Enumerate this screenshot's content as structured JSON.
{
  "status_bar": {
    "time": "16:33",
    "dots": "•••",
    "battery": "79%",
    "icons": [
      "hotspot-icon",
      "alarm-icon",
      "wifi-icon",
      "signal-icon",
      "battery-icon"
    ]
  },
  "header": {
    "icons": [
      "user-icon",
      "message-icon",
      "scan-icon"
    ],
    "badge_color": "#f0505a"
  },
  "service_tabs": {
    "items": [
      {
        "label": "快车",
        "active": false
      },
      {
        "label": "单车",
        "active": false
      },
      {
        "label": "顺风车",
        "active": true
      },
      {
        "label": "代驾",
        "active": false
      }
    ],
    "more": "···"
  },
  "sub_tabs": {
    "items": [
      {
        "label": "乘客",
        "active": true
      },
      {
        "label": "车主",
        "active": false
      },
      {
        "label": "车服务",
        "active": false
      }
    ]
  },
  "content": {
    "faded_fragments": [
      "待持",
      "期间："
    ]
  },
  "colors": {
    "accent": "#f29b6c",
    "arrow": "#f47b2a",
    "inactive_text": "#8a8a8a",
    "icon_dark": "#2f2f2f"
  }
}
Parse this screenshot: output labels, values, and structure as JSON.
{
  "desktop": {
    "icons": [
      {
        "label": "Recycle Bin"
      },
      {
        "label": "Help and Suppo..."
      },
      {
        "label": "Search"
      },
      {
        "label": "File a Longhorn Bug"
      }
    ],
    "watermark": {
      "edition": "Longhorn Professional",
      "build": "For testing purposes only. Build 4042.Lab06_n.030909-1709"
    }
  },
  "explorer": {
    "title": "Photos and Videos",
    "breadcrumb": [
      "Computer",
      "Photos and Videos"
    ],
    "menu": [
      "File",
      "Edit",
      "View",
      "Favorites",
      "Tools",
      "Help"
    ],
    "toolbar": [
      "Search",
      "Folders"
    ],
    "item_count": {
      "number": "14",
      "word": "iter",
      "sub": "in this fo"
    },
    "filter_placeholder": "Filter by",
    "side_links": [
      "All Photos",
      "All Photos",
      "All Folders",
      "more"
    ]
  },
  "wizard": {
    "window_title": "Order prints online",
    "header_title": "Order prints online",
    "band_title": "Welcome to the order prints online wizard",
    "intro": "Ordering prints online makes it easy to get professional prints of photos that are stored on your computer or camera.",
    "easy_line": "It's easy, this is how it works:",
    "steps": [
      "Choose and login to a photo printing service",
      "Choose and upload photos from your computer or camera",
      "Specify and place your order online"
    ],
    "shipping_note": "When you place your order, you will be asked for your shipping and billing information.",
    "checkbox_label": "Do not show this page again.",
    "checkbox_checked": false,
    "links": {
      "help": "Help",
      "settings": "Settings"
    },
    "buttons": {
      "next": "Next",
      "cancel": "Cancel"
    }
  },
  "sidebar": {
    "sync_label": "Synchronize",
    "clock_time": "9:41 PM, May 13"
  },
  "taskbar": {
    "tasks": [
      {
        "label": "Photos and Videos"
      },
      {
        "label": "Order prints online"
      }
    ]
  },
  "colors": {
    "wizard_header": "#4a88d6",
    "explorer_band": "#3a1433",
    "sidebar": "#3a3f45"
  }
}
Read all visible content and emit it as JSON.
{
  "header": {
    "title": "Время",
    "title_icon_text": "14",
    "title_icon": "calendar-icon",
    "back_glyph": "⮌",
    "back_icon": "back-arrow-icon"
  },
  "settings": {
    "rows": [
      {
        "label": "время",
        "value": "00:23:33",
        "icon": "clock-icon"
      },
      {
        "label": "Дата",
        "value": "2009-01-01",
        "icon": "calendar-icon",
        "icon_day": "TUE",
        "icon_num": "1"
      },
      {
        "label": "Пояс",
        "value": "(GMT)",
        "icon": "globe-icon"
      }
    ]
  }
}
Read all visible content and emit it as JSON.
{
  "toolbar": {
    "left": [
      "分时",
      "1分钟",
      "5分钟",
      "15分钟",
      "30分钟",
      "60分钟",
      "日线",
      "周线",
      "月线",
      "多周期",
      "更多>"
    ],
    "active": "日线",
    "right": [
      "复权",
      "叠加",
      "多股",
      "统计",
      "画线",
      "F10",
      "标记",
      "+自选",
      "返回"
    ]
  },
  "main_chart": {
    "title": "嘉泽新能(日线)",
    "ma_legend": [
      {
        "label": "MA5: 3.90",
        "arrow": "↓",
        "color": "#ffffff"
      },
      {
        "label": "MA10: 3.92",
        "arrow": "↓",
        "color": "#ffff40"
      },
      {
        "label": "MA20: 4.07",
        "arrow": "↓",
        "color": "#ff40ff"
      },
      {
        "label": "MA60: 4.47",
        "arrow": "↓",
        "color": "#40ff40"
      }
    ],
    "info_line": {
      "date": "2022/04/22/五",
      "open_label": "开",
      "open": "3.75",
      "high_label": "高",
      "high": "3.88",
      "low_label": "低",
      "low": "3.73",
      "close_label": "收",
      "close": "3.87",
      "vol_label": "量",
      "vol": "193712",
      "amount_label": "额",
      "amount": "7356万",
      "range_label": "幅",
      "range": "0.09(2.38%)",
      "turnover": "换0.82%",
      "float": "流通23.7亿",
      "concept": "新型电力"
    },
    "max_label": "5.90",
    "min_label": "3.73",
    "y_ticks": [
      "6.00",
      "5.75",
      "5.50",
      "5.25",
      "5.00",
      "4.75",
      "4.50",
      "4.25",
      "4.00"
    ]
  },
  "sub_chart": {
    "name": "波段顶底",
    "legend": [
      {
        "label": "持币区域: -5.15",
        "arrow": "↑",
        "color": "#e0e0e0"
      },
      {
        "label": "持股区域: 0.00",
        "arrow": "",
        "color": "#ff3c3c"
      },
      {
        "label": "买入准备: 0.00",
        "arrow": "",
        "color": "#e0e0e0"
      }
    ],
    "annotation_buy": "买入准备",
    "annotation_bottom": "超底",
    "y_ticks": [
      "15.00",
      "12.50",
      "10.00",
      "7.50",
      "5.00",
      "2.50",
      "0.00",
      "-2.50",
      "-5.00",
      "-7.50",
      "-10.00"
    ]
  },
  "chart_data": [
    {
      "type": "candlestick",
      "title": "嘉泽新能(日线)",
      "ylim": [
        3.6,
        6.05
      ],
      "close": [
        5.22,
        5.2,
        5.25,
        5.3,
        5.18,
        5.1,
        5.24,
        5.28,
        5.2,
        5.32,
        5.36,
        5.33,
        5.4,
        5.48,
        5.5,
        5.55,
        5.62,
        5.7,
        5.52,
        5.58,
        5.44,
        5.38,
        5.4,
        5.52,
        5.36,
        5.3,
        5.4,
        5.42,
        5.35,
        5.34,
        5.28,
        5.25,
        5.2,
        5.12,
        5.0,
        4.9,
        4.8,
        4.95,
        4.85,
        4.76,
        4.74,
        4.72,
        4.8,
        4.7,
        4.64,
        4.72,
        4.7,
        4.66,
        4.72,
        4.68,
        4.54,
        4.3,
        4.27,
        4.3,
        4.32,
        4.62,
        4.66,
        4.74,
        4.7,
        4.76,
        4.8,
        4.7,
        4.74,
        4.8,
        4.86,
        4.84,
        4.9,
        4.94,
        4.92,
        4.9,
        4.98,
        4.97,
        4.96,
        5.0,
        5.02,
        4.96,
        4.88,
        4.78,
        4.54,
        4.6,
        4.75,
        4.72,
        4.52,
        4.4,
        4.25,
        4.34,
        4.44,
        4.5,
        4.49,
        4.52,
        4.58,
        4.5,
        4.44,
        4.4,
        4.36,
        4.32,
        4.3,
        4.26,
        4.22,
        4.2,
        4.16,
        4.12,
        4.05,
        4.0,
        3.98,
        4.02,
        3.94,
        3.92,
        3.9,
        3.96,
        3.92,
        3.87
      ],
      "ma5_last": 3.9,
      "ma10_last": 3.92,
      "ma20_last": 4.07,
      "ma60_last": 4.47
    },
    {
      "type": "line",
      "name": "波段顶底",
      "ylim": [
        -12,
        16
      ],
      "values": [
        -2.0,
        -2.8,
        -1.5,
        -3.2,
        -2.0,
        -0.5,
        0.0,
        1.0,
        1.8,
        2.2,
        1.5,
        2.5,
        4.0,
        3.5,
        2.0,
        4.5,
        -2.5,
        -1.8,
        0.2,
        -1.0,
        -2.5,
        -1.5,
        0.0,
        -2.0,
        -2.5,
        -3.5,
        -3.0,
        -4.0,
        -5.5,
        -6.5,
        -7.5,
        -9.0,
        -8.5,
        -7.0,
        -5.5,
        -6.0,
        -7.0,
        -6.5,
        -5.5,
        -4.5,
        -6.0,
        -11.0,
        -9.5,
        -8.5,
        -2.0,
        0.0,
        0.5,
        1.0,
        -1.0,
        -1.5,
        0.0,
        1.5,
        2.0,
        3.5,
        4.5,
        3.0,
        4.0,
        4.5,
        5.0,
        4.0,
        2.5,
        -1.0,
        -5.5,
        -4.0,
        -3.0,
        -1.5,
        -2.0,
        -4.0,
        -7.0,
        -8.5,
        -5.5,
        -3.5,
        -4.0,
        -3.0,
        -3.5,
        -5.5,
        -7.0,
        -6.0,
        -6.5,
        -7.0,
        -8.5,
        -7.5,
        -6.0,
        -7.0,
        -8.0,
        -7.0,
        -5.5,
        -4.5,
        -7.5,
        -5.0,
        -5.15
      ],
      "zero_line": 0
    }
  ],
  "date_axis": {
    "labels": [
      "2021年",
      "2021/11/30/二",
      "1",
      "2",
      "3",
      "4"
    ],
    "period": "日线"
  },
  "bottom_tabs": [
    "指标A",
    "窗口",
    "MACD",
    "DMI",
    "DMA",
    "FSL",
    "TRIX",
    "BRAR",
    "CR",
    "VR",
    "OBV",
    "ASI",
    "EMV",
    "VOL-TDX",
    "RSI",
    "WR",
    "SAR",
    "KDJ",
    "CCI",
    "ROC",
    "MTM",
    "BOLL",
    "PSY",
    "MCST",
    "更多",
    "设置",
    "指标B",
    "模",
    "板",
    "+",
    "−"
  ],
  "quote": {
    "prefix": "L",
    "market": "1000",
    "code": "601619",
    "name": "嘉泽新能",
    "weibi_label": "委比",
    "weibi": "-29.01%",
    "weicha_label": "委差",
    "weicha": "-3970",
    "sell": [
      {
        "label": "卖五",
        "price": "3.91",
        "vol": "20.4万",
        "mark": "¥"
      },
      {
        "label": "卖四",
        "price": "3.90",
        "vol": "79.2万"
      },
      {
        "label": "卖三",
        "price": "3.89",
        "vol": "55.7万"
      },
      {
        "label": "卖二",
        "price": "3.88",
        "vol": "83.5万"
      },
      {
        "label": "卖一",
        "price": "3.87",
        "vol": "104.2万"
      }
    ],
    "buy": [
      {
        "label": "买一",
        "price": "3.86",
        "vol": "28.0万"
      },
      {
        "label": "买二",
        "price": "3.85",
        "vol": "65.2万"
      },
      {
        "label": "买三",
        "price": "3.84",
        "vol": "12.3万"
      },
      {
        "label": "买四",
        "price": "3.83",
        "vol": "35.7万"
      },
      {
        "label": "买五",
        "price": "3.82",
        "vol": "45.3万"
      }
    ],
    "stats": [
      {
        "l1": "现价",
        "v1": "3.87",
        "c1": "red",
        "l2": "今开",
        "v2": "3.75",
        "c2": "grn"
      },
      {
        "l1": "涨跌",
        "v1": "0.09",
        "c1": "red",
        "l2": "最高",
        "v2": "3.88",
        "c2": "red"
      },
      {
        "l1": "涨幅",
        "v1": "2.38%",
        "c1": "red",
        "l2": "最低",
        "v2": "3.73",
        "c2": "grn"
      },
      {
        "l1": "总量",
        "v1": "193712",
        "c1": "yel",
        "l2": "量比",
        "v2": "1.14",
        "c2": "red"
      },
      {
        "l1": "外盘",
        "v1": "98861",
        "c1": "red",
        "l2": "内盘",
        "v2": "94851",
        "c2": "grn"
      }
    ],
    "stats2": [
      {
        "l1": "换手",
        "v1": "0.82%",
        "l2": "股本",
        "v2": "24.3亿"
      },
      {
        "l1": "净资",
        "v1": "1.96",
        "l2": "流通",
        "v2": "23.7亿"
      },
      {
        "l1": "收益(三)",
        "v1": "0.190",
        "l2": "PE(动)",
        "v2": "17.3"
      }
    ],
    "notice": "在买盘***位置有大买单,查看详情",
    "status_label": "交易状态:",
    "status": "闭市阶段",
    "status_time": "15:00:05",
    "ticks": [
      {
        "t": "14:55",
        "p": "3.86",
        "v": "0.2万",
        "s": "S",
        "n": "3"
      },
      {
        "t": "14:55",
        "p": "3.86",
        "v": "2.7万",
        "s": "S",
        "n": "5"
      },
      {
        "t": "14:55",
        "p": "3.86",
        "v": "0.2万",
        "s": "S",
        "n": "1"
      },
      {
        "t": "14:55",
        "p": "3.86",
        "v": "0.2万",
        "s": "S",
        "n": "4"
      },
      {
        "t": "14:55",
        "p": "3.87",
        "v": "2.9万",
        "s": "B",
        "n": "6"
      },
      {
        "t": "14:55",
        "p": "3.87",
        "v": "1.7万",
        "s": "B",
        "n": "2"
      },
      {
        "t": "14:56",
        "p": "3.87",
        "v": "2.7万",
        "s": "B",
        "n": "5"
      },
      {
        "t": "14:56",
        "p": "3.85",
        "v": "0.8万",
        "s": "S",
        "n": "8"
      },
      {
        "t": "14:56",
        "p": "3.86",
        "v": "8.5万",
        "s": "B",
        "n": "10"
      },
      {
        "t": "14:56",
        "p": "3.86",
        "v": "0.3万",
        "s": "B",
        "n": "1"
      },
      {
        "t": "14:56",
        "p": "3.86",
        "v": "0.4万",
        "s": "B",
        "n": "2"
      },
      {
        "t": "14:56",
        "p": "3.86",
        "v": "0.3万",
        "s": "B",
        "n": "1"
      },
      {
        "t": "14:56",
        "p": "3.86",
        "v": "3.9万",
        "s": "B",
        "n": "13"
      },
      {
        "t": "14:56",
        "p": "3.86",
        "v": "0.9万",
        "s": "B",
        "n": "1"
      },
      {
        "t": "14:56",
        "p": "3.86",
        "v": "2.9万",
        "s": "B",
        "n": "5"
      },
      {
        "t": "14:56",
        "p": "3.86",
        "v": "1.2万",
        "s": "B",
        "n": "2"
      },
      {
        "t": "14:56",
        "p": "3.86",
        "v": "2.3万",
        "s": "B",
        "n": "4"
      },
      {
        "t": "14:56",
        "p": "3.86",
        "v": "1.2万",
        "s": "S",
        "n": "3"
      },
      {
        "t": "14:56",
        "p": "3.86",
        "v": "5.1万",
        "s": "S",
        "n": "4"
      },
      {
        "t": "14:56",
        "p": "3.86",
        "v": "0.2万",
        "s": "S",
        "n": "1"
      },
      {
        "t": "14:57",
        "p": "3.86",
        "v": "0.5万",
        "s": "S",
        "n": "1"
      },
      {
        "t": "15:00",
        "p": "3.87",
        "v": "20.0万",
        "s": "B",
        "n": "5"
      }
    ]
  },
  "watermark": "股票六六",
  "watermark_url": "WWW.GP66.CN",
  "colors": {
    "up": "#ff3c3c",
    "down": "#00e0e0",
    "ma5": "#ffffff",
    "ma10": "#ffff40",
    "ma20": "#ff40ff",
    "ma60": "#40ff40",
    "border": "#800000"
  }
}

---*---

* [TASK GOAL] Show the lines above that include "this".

* [REPLY TO THE TASK]
Enumerate this screenshot's content as structured JSON.
Parse this screenshot: output labels, values, and structure as JSON.
      "sub": "in this fo"
    "easy_line": "It's easy, this is how it works:",
    "checkbox_label": "Do not show this page again.",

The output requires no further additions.